**Problem requirements:**
Scan the entries below and count the lines holding the string "icon". Supply only the number.

**Records for this exercise:**
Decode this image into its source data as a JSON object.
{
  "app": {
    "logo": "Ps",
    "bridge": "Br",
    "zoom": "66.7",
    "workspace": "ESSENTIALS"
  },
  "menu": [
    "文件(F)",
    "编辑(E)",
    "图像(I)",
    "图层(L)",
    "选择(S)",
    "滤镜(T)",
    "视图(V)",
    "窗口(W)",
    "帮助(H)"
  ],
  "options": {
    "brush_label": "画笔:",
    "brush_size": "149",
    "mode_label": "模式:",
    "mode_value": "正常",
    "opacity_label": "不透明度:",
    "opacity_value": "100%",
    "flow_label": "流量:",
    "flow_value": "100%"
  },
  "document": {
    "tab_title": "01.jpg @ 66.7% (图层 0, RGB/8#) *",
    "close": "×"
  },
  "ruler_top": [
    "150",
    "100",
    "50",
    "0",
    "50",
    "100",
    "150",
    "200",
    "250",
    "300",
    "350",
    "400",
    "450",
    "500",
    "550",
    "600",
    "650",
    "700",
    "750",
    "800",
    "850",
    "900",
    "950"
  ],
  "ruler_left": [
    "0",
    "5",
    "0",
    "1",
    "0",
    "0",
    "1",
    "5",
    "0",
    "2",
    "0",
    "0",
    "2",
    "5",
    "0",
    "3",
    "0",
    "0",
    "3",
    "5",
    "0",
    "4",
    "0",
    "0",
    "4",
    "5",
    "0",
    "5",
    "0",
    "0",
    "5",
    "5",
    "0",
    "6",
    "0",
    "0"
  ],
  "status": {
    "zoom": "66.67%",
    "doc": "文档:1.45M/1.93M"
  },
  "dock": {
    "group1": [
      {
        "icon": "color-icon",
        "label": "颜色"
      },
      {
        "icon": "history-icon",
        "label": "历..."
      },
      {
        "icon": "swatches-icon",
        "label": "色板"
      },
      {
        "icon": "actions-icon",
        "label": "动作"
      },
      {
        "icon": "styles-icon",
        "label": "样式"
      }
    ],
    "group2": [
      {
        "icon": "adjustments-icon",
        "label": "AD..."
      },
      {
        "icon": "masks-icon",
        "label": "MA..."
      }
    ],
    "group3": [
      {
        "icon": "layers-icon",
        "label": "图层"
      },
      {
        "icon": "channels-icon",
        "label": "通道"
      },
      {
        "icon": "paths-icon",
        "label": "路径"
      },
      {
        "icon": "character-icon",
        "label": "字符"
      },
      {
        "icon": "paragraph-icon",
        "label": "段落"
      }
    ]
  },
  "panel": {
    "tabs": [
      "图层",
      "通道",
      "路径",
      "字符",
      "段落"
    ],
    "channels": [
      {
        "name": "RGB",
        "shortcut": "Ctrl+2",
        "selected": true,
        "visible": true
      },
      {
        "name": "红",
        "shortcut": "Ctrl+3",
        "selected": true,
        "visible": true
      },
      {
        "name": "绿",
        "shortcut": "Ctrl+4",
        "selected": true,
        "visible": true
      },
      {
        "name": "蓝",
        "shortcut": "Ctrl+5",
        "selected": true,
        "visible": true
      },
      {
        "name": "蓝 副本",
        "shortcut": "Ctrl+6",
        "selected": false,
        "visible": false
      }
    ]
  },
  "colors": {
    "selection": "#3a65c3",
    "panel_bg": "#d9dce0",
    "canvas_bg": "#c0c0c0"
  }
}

**Your response:**
12